» YOUR TASK
Where the word "price" appears in a line of the entries below, count that line and give the total alone.

» INPUT DATA
- - -
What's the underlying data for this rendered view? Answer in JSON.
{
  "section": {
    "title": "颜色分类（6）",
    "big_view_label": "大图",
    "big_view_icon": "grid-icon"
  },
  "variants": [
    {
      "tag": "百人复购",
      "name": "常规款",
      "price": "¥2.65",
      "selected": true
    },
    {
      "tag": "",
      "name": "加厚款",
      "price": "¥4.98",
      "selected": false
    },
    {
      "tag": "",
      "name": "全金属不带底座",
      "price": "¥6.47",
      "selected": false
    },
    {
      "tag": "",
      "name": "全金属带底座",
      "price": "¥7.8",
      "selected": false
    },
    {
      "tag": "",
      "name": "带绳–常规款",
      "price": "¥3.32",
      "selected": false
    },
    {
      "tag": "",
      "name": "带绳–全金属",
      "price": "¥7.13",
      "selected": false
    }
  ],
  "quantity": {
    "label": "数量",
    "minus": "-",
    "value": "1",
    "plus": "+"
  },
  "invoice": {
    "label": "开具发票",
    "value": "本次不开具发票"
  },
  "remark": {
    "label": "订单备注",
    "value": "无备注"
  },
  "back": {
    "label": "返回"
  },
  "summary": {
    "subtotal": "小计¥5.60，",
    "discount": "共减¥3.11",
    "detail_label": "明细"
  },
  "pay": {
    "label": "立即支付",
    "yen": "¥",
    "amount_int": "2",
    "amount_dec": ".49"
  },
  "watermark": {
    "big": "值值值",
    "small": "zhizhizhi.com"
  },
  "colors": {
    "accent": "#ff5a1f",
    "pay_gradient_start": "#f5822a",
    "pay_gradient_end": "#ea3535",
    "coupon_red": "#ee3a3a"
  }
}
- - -
» ANSWER SECTION
6